[Excerpts from an interface dataset]
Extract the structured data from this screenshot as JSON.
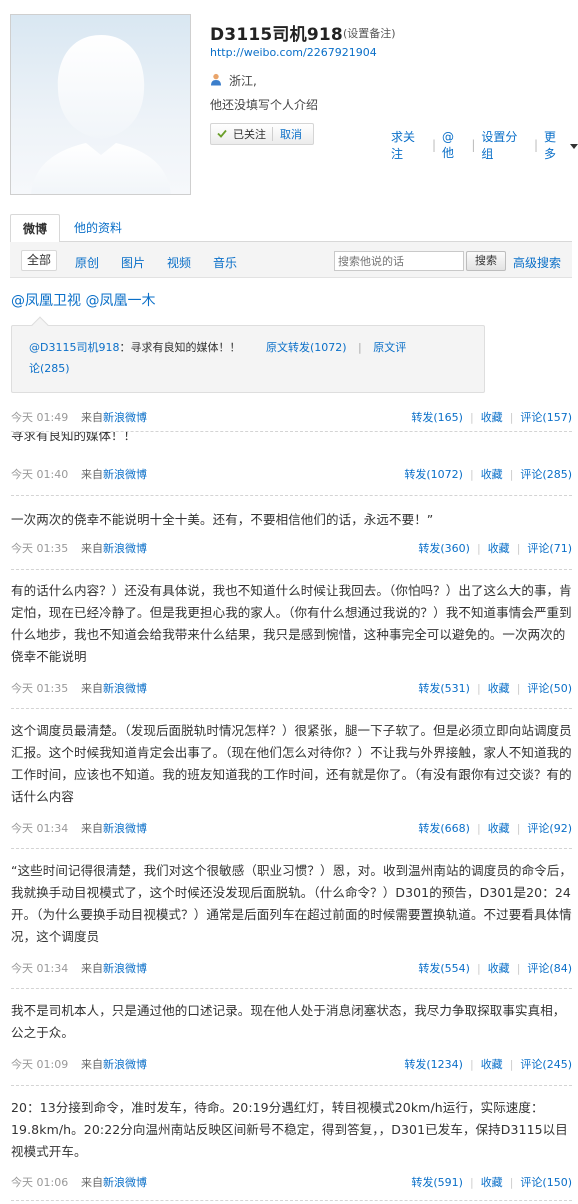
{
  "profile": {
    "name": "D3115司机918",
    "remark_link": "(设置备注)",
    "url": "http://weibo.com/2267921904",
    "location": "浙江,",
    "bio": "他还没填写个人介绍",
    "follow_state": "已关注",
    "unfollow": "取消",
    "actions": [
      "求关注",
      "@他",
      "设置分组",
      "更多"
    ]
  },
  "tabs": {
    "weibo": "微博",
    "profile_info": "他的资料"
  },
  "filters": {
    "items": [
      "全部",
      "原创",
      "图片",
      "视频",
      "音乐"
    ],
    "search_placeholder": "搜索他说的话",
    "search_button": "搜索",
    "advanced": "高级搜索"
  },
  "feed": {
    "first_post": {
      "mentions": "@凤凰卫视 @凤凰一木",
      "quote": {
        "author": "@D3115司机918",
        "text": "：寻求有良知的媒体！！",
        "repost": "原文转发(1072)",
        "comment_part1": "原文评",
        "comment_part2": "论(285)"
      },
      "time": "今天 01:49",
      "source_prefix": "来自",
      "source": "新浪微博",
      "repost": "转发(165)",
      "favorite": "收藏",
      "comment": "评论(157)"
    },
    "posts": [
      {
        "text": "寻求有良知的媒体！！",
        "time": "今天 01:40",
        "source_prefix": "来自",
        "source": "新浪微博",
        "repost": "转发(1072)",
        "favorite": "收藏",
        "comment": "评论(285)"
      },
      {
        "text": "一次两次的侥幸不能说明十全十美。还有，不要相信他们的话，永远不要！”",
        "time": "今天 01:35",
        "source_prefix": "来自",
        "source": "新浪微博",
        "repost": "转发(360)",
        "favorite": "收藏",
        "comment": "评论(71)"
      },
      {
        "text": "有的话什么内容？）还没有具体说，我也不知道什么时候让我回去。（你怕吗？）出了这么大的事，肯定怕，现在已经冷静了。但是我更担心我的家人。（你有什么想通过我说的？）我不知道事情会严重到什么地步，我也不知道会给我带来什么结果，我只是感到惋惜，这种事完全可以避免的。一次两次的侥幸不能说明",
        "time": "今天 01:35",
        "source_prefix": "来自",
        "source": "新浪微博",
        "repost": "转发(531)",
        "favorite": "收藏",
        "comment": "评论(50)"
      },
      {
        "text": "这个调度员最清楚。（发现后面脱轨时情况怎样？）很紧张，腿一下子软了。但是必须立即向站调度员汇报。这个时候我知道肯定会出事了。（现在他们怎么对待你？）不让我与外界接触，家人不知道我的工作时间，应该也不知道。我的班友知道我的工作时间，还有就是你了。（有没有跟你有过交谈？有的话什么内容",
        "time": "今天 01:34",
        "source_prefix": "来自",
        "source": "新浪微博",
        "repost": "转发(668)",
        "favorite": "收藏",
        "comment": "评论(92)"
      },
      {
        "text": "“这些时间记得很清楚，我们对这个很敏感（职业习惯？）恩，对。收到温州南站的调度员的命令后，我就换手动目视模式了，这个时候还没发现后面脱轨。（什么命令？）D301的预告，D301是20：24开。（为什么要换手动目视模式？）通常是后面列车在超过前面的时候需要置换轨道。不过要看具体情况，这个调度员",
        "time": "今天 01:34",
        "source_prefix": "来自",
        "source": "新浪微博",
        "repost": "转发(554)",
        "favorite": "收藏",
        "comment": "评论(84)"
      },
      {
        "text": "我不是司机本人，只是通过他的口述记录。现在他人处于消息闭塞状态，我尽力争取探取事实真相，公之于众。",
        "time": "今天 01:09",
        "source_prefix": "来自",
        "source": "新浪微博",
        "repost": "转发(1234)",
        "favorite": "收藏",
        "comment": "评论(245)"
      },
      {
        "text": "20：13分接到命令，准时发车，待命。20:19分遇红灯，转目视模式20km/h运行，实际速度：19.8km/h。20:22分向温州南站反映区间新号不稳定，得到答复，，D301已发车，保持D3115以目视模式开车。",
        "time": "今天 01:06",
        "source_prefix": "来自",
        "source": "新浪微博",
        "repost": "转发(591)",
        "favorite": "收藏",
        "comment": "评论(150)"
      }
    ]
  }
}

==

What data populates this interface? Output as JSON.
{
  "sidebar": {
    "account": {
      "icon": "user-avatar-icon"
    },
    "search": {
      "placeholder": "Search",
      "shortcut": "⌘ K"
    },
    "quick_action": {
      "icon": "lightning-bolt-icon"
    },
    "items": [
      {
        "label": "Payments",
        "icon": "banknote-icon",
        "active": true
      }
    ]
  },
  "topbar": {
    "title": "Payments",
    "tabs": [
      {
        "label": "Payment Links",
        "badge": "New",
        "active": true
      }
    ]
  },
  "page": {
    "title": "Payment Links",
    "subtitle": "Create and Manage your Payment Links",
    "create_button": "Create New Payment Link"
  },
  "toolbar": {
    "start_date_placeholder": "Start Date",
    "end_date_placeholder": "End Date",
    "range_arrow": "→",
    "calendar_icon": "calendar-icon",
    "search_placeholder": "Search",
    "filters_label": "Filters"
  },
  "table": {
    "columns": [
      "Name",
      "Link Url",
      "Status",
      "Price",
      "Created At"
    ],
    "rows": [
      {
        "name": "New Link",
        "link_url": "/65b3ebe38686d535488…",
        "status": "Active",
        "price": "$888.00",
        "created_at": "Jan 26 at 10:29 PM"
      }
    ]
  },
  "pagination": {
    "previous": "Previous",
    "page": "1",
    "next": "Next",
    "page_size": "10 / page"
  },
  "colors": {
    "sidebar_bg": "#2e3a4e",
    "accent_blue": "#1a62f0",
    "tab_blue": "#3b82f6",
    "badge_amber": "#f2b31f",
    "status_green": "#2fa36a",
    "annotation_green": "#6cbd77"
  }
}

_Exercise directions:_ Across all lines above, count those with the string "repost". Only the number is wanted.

_Response area:_ 9